Helix: O Brave New World Review
What is Helix setting up for? Well, we're not exactly sure. Here's our review...
Well, if Helix does get a third season, it has set itself up for a complete reinvention again just as it did between seasons one and two. No one can accuse this series of leaving too many conflicts unresolved. However, turning everything on its head has consequences for the buy-in of the audience as well. The plot twists turned the viewers’ heads around so many times, it was difficult to get a complete picture of what was being revealed. “O Brave New World” was a fairly successful finale (and perhaps even an appropriate series finale), but the scattered storytelling left my head spinning.

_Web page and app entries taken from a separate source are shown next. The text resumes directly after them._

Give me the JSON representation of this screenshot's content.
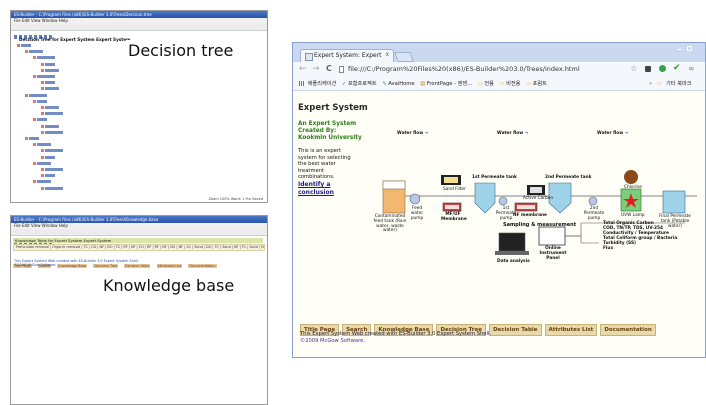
{
  "captions": {
    "decision_tree": "Decision tree",
    "knowledge_base": "Knowledge base"
  },
  "dt_window": {
    "title": "ES-Builder - C:\\Program Files (x86)\\ES-Builder 3.0\\Trees\\Decision.tree",
    "menu": "File  Edit  View  Window  Help",
    "heading": "Decision Tree for Expert System Expert System",
    "status": "Zoom 100%   Word: 1   Pro Saved"
  },
  "kb_window": {
    "title": "ES-Builder - C:\\Program Files (x86)\\ES-Builder 3.0\\Trees\\Knowledge.base",
    "menu": "File  Edit  View  Window  Help",
    "heading": "Knowledge Table for Expert System Expert System",
    "row1": "Particulate removal | Organic removal | TC | CD | NF | DO | TC | RF | NF | CO | RF | RF | NF | DO | NF | SC | Sand | DO | TC | Sand | NF | TC | Sand | NF | TC",
    "tabs": [
      "Title Page",
      "Search",
      "Knowledge Base",
      "Decision Tree",
      "Decision Table",
      "Attributes List",
      "Documentation"
    ],
    "footer1": "This Expert System Web created with ES-Builder 3.0 Expert System Shell.",
    "footer2": "©2009 McGow Software."
  },
  "browser": {
    "tab_title": "Expert System: Expert",
    "tab_close": "x",
    "new_tab": "",
    "url": "file:///C:/Program%20Files%20(x86)/ES-Builder%203.0/Trees/index.html",
    "bookmarks": [
      "애플리케이션",
      "포함프로젝트",
      "AvaiHome",
      "FrontPage - 엔젠...",
      "전용",
      "비전용",
      "포럼트"
    ],
    "bookmarks_more": "기타 북마크",
    "controls": {
      "back": "←",
      "forward": "→",
      "reload": "C",
      "home": "⌂"
    }
  },
  "page": {
    "title": "Expert System",
    "subtitle1": "An Expert System",
    "subtitle2": "Created By:",
    "subtitle3": "Kookmin University",
    "desc": "This is an expert system for selecting the best water treatment combinations.",
    "link": "Identify a conclusion",
    "nav": [
      "Title Page",
      "Search",
      "Knowledge Base",
      "Decision Tree",
      "Decision Table",
      "Attributes List",
      "Documentation"
    ],
    "footer1": "This Expert System Web created with ES-Builder 3.0 Expert System Shell.",
    "footer2": "©2009 McGow Software."
  },
  "diagram": {
    "water_flow": [
      "Water flow",
      "Water flow",
      "Water flow"
    ],
    "permeate_tank_1": "1st Permeate tank",
    "permeate_tank_2": "2nd Permeate tank",
    "sand_filter": "Sand Filter",
    "active_carbon": "Active Carbon",
    "chlorine": "Chlorine",
    "contaminated": "Contaminated feed tank (Rain water, waste water)",
    "feed_pump": "Feed water pump",
    "mf_uf": "MF/UF Membrane",
    "perm_pump_1": "1st Permeate pump",
    "nf_membrane": "NF membrane",
    "perm_pump_2": "2nd Permeate pump",
    "uvw_lamp": "UVW Lamp",
    "final_tank": "Final Permeate tank (Potable water)",
    "sampling": "Sampling & measurement",
    "online_panel": "Online Instrument Panel",
    "data_analysis": "Data analysis",
    "measures": [
      "Total Organic Carbon",
      "COD, TN/TP, TDS, UV-254",
      "Conductivity / Temperature",
      "Total Coliform group / Bacteria",
      "Turbidity (SS)",
      "Flux"
    ]
  },
  "colors": {
    "page_green": "#2e7d1a",
    "link_blue": "#1a1a8a",
    "nav_bg": "#e8d9a8",
    "nav_text": "#6a3f12",
    "tank_orange": "#f2b870",
    "tank_blue": "#9fd3ea",
    "chrome_blue": "#dfe8f7"
  }
}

The characters in Helix spend a lot of time wandering around looking for someone who escaped them or going back for something that they lost. This week, Julia lost Alan and the samples of the Mother Tree and spent much of the episode tracking him down to… the Mother Tree. Anne’s baby was lost for awhile but was eventually returned to her without a whole lot to show for it other a strange and winding journey for Amy and Landry.
And how about that Quasimodo couple, huh? Oh yes, it was horrific; oh my, it was hard to look at; oh goodness, Amy is such a terrible person. Wait, why am I watching this? Amy’s deformity and, her desire to do “whatever I want,” and her eventual fate at the hands of the toothless ones seemed to serve no other purpose than to give a little extra comeuppance to a character who was so easy to despise. But was it needed? If she had died in the CDC raid with her face melting off (which she should have), wasn’t that enough? Apparently not.
I am kind of glad, though, that Soren ended up being so important both for the mycosis cure and the cure for TXM-7. And you’ll notice that he had no trouble tracking down Peter in order to stab him, unlike his wandering adult counterparts. Bringing the identity of Caleb and the “Do you know the way to San Jose” code phrase full circle was one of the more satisfying resolutions of the episode. I fell victim, along with many others I’m sure, to the idea that Caleb had to be the immortal baby or perhaps the adopted child of Peter and Anne.
Perhaps the misdirection was a bit too successful since, after all the trouble Sarah went through of schlepping her immortal fetus around, the baby didn’t make it. I almost think the writers might be trying to fool us. Would they really use such an unusual birth just to motivate Sarah to work in population control in 2029? Don’t you want to do something with the stem cells or something equally gruesome? I definitely wanted more payoff from this subplot.
Some of the shocking moments that were piled up at the end of the episode were effective albeit overwhelming at times. It had occurred to me that Narvik C, for example, was a fabrication designed to force Julia to go after the infertility virus on St. Germaine. Likewise, Kyle giving the “Olivia” cure to the CDC and the safe deposit box information to the authorities was a nice bit of resolution. But one surprise that left me scratching my head, as cool as it was, was Alan’s transformation into an immortal. The irony is not lost on me, but the whys and the wherefores are.
Where to next Helix? Will you be relegated to the archives of thrillingly bad science fiction television, or will you reach new heights of absurdity in future seasons? Given the levels of suspension of disbelief required to watch the show, I’d pretty much accept whatever fate has in store for this show. I criticize the show quite a bit, but more often than not, I find myself having fun doing it.
And in the end, that’s probably the whole point.